• TASK STATEMENT: Leave the pictures out and return every line below exactly.

Website and app data records
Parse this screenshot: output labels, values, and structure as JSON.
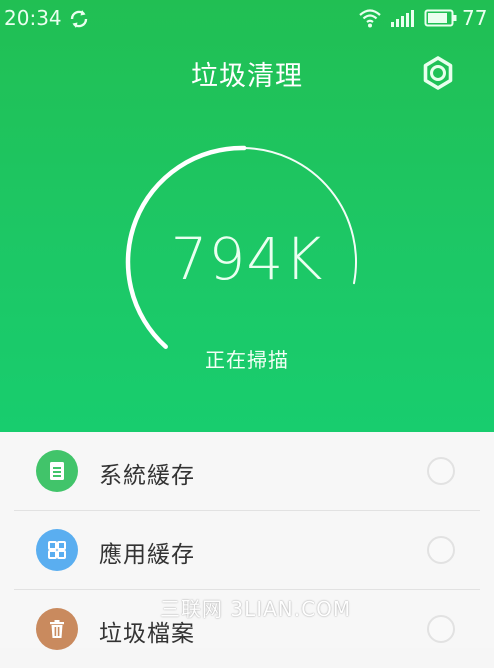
{
  "status_bar": {
    "time": "20:34",
    "battery_level": "77",
    "icons": [
      "sync-icon",
      "wifi-icon",
      "signal-icon",
      "battery-icon"
    ]
  },
  "header": {
    "title": "垃圾清理",
    "settings_icon": "gear-icon"
  },
  "scan": {
    "size": "794K",
    "status_text": "正在掃描",
    "progress": 0.72
  },
  "categories": [
    {
      "label": "系統緩存",
      "icon": "document-icon",
      "color": "#41c46a"
    },
    {
      "label": "應用緩存",
      "icon": "apps-grid-icon",
      "color": "#5aaef0"
    },
    {
      "label": "垃圾檔案",
      "icon": "trash-icon",
      "color": "#c98a5e"
    }
  ],
  "watermark": "三联网 3LIAN.COM",
  "colors": {
    "accent": "#1fc45c",
    "list_background": "#f7f7f7"
  }
}
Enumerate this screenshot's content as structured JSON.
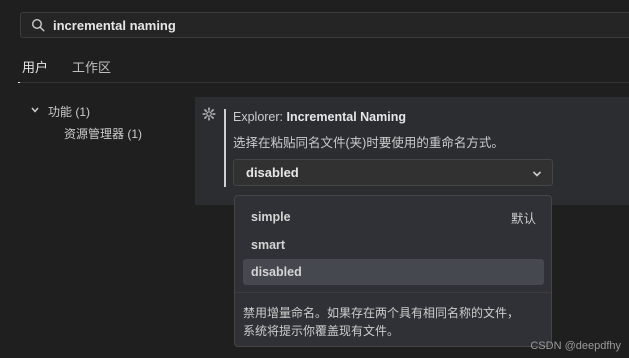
{
  "search": {
    "value": "incremental naming"
  },
  "tabs": [
    {
      "label": "用户",
      "active": true
    },
    {
      "label": "工作区",
      "active": false
    }
  ],
  "tree": {
    "group": "功能 (1)",
    "child": "资源管理器 (1)"
  },
  "setting": {
    "category": "Explorer: ",
    "name": "Incremental Naming",
    "description": "选择在粘贴同名文件(夹)时要使用的重命名方式。",
    "current_value": "disabled"
  },
  "dropdown": {
    "options": [
      {
        "label": "simple",
        "tag": "默认"
      },
      {
        "label": "smart",
        "tag": ""
      },
      {
        "label": "disabled",
        "tag": ""
      }
    ],
    "description_line1": "禁用增量命名。如果存在两个具有相同名称的文件，",
    "description_line2": "系统将提示你覆盖现有文件。"
  },
  "watermark": "CSDN @deepdfhy",
  "icons": {
    "search": "search-icon",
    "gear": "gear-icon",
    "chevron": "chevron-down-icon"
  }
}
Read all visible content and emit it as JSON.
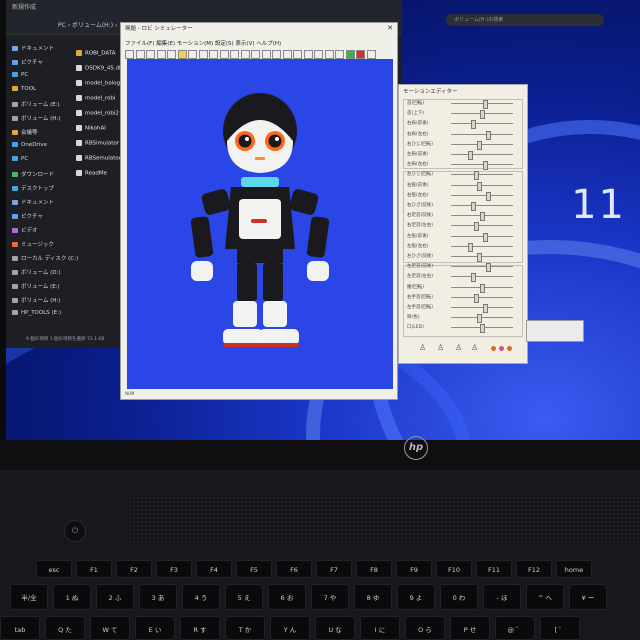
{
  "photo": {
    "subject": "laptop",
    "laptop_brand": "hp",
    "os_badge": "11"
  },
  "explorer": {
    "window_title": "新規作成",
    "path": "PC › ボリューム(H:) › ...",
    "search_placeholder": "ボリューム(H:)の検索",
    "nav_items": [
      {
        "label": "ドキュメント",
        "color": "#7ea6e0"
      },
      {
        "label": "ピクチャ",
        "color": "#5fa0f0"
      },
      {
        "label": "PC",
        "color": "#4aa3e8"
      },
      {
        "label": "TOOL",
        "color": "#e0a93a"
      },
      {
        "label": "ボリューム (E:)",
        "color": "#a0a4ab"
      },
      {
        "label": "ボリューム (H:)",
        "color": "#a0a4ab"
      },
      {
        "label": "会議等",
        "color": "#e0a93a"
      },
      {
        "label": "OneDrive",
        "color": "#4aa3e8"
      },
      {
        "label": "PC",
        "color": "#4aa3e8"
      },
      {
        "label": "ダウンロード",
        "color": "#49b870"
      },
      {
        "label": "デスクトップ",
        "color": "#4aa3e8"
      },
      {
        "label": "ドキュメント",
        "color": "#7ea6e0"
      },
      {
        "label": "ピクチャ",
        "color": "#5fa0f0"
      },
      {
        "label": "ビデオ",
        "color": "#a86ee0"
      },
      {
        "label": "ミュージック",
        "color": "#e07040"
      },
      {
        "label": "ローカル ディスク (C:)",
        "color": "#a0a4ab"
      },
      {
        "label": "ボリューム (D:)",
        "color": "#a0a4ab"
      },
      {
        "label": "ボリューム (E:)",
        "color": "#a0a4ab"
      },
      {
        "label": "ボリューム (H:)",
        "color": "#a0a4ab"
      },
      {
        "label": "HP_TOOLS (E:)",
        "color": "#a0a4ab"
      }
    ],
    "files": [
      "ROBI_DATA",
      "DSDK9_45.dll",
      "model_hologram",
      "model_robi",
      "model_robi2",
      "NikohAI",
      "RBSimulator",
      "RBSemulator",
      "ReadMe"
    ],
    "status": "9 個の項目  1 個の項目を選択 73.1 KB"
  },
  "simulator": {
    "title": "無題 - ロビ シミュレーター",
    "menu": "ファイル(F)  編集(E)  モーション(M)  設定(S)  表示(V)  ヘルプ(H)",
    "status": "NUM"
  },
  "motion_panel": {
    "title": "モーションエディター",
    "slider_labels": [
      "首(回転)",
      "首(上下)",
      "右肩(前後)",
      "右肩(左右)",
      "右ひじ(回転)",
      "左肩(前後)",
      "左肩(左右)",
      "左ひじ(回転)",
      "右股(前後)",
      "右股(左右)",
      "右ひざ(前後)",
      "右足首(前後)",
      "右足首(左右)",
      "左股(前後)",
      "左股(左右)",
      "左ひざ(前後)",
      "左足首(前後)",
      "左足首(左右)",
      "腰(回転)",
      "右手首(回転)",
      "左手首(回転)",
      "目(色)",
      "口(LED)"
    ],
    "slider_values": [
      0.55,
      0.5,
      0.35,
      0.6,
      0.45,
      0.3,
      0.55,
      0.4,
      0.45,
      0.6,
      0.35,
      0.5,
      0.4,
      0.55,
      0.3,
      0.45,
      0.6,
      0.35,
      0.5,
      0.4,
      0.55,
      0.45,
      0.5
    ]
  },
  "keyboard": {
    "row1": [
      "esc",
      "F1",
      "F2",
      "F3",
      "F4",
      "F5",
      "F6",
      "F7",
      "F8",
      "F9",
      "F10",
      "F11",
      "F12",
      "home"
    ],
    "row2": [
      "半/全",
      "1 ぬ",
      "2 ふ",
      "3 あ",
      "4 う",
      "5 え",
      "6 お",
      "7 や",
      "8 ゆ",
      "9 よ",
      "0 わ",
      "- ほ",
      "^ へ",
      "¥ ー"
    ],
    "row3": [
      "tab",
      "Q た",
      "W て",
      "E い",
      "R す",
      "T か",
      "Y ん",
      "U な",
      "I に",
      "O ら",
      "P せ",
      "@ ゛",
      "[ ゜"
    ]
  },
  "colors": {
    "wallpaper_blue": "#1a36c8",
    "viewport_blue": "#2a46e6",
    "robot_black": "#1a1a1e",
    "robot_white": "#f2f2f0",
    "robot_eye_orange": "#ff6a1a",
    "robot_collar_cyan": "#5ed6ea",
    "robot_logo_red": "#c8302a"
  }
}
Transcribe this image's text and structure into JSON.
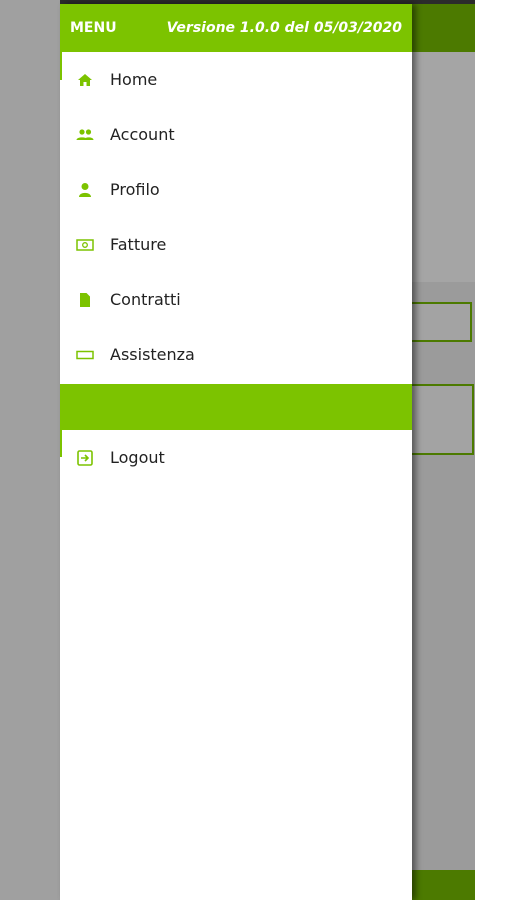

• WRITTEN ANSWER:
Parse this screenshot: output labels, values, and structure as JSON.
{
  "status_bar": {
    "time": "20:34",
    "battery_level": "77",
    "icons": [
      "sync-icon",
      "wifi-icon",
      "signal-icon",
      "battery-icon"
    ]
  },
  "header": {
    "title": "垃圾清理",
    "settings_icon": "gear-icon"
  },
  "scan": {
    "size": "794K",
    "status_text": "正在掃描",
    "progress": 0.72
  },
  "categories": [
    {
      "label": "系統緩存",
      "icon": "document-icon",
      "color": "#41c46a"
    },
    {
      "label": "應用緩存",
      "icon": "apps-grid-icon",
      "color": "#5aaef0"
    },
    {
      "label": "垃圾檔案",
      "icon": "trash-icon",
      "color": "#c98a5e"
    }
  ],
  "watermark": "三联网 3LIAN.COM",
  "colors": {
    "accent": "#1fc45c",
    "list_background": "#f7f7f7"
  }
}
Enumerate this screenshot's content as structured JSON.
{
  "search": {
    "value": "incremental naming"
  },
  "tabs": [
    {
      "label": "用户",
      "active": true
    },
    {
      "label": "工作区",
      "active": false
    }
  ],
  "tree": {
    "group": "功能 (1)",
    "child": "资源管理器 (1)"
  },
  "setting": {
    "category": "Explorer: ",
    "name": "Incremental Naming",
    "description": "选择在粘贴同名文件(夹)时要使用的重命名方式。",
    "current_value": "disabled"
  },
  "dropdown": {
    "options": [
      {
        "label": "simple",
        "tag": "默认"
      },
      {
        "label": "smart",
        "tag": ""
      },
      {
        "label": "disabled",
        "tag": ""
      }
    ],
    "description_line1": "禁用增量命名。如果存在两个具有相同名称的文件，",
    "description_line2": "系统将提示你覆盖现有文件。"
  },
  "watermark": "CSDN @deepdfhy",
  "icons": {
    "search": "search-icon",
    "gear": "gear-icon",
    "chevron": "chevron-down-icon"
  }
}
Read all visible content and emit it as JSON.
{
  "photo": {
    "subject": "laptop",
    "laptop_brand": "hp",
    "os_badge": "11"
  },
  "explorer": {
    "window_title": "新規作成",
    "path": "PC › ボリューム(H:) › ...",
    "search_placeholder": "ボリューム(H:)の検索",
    "nav_items": [
      {
        "label": "ドキュメント",
        "color": "#7ea6e0"
      },
      {
        "label": "ピクチャ",
        "color": "#5fa0f0"
      },
      {
        "label": "PC",
        "color": "#4aa3e8"
      },
      {
        "label": "TOOL",
        "color": "#e0a93a"
      },
      {
        "label": "ボリューム (E:)",
        "color": "#a0a4ab"
      },
      {
        "label": "ボリューム (H:)",
        "color": "#a0a4ab"
      },
      {
        "label": "会議等",
        "color": "#e0a93a"
      },
      {
        "label": "OneDrive",
        "color": "#4aa3e8"
      },
      {
        "label": "PC",
        "color": "#4aa3e8"
      },
      {
        "label": "ダウンロード",
        "color": "#49b870"
      },
      {
        "label": "デスクトップ",
        "color": "#4aa3e8"
      },
      {
        "label": "ドキュメント",
        "color": "#7ea6e0"
      },
      {
        "label": "ピクチャ",
        "color": "#5fa0f0"
      },
      {
        "label": "ビデオ",
        "color": "#a86ee0"
      },
      {
        "label": "ミュージック",
        "color": "#e07040"
      },
      {
        "label": "ローカル ディスク (C:)",
        "color": "#a0a4ab"
      },
      {
        "label": "ボリューム (D:)",
        "color": "#a0a4ab"
      },
      {
        "label": "ボリューム (E:)",
        "color": "#a0a4ab"
      },
      {
        "label": "ボリューム (H:)",
        "color": "#a0a4ab"
      },
      {
        "label": "HP_TOOLS (E:)",
        "color": "#a0a4ab"
      }
    ],
    "files": [
      "ROBI_DATA",
      "DSDK9_45.dll",
      "model_hologram",
      "model_robi",
      "model_robi2",
      "NikohAI",
      "RBSimulator",
      "RBSemulator",
      "ReadMe"
    ],
    "status": "9 個の項目  1 個の項目を選択 73.1 KB"
  },
  "simulator": {
    "title": "無題 - ロビ シミュレーター",
    "menu": "ファイル(F)  編集(E)  モーション(M)  設定(S)  表示(V)  ヘルプ(H)",
    "status": "NUM"
  },
  "motion_panel": {
    "title": "モーションエディター",
    "slider_labels": [
      "首(回転)",
      "首(上下)",
      "右肩(前後)",
      "右肩(左右)",
      "右ひじ(回転)",
      "左肩(前後)",
      "左肩(左右)",
      "左ひじ(回転)",
      "右股(前後)",
      "右股(左右)",
      "右ひざ(前後)",
      "右足首(前後)",
      "右足首(左右)",
      "左股(前後)",
      "左股(左右)",
      "左ひざ(前後)",
      "左足首(前後)",
      "左足首(左右)",
      "腰(回転)",
      "右手首(回転)",
      "左手首(回転)",
      "目(色)",
      "口(LED)"
    ],
    "slider_values": [
      0.55,
      0.5,
      0.35,
      0.6,
      0.45,
      0.3,
      0.55,
      0.4,
      0.45,
      0.6,
      0.35,
      0.5,
      0.4,
      0.55,
      0.3,
      0.45,
      0.6,
      0.35,
      0.5,
      0.4,
      0.55,
      0.45,
      0.5
    ]
  },
  "keyboard": {
    "row1": [
      "esc",
      "F1",
      "F2",
      "F3",
      "F4",
      "F5",
      "F6",
      "F7",
      "F8",
      "F9",
      "F10",
      "F11",
      "F12",
      "home"
    ],
    "row2": [
      "半/全",
      "1 ぬ",
      "2 ふ",
      "3 あ",
      "4 う",
      "5 え",
      "6 お",
      "7 や",
      "8 ゆ",
      "9 よ",
      "0 わ",
      "- ほ",
      "^ へ",
      "¥ ー"
    ],
    "row3": [
      "tab",
      "Q た",
      "W て",
      "E い",
      "R す",
      "T か",
      "Y ん",
      "U な",
      "I に",
      "O ら",
      "P せ",
      "@ ゛",
      "[ ゜"
    ]
  },
  "colors": {
    "wallpaper_blue": "#1a36c8",
    "viewport_blue": "#2a46e6",
    "robot_black": "#1a1a1e",
    "robot_white": "#f2f2f0",
    "robot_eye_orange": "#ff6a1a",
    "robot_collar_cyan": "#5ed6ea",
    "robot_logo_red": "#c8302a"
  }
}
Transcribe this image's text and structure into JSON.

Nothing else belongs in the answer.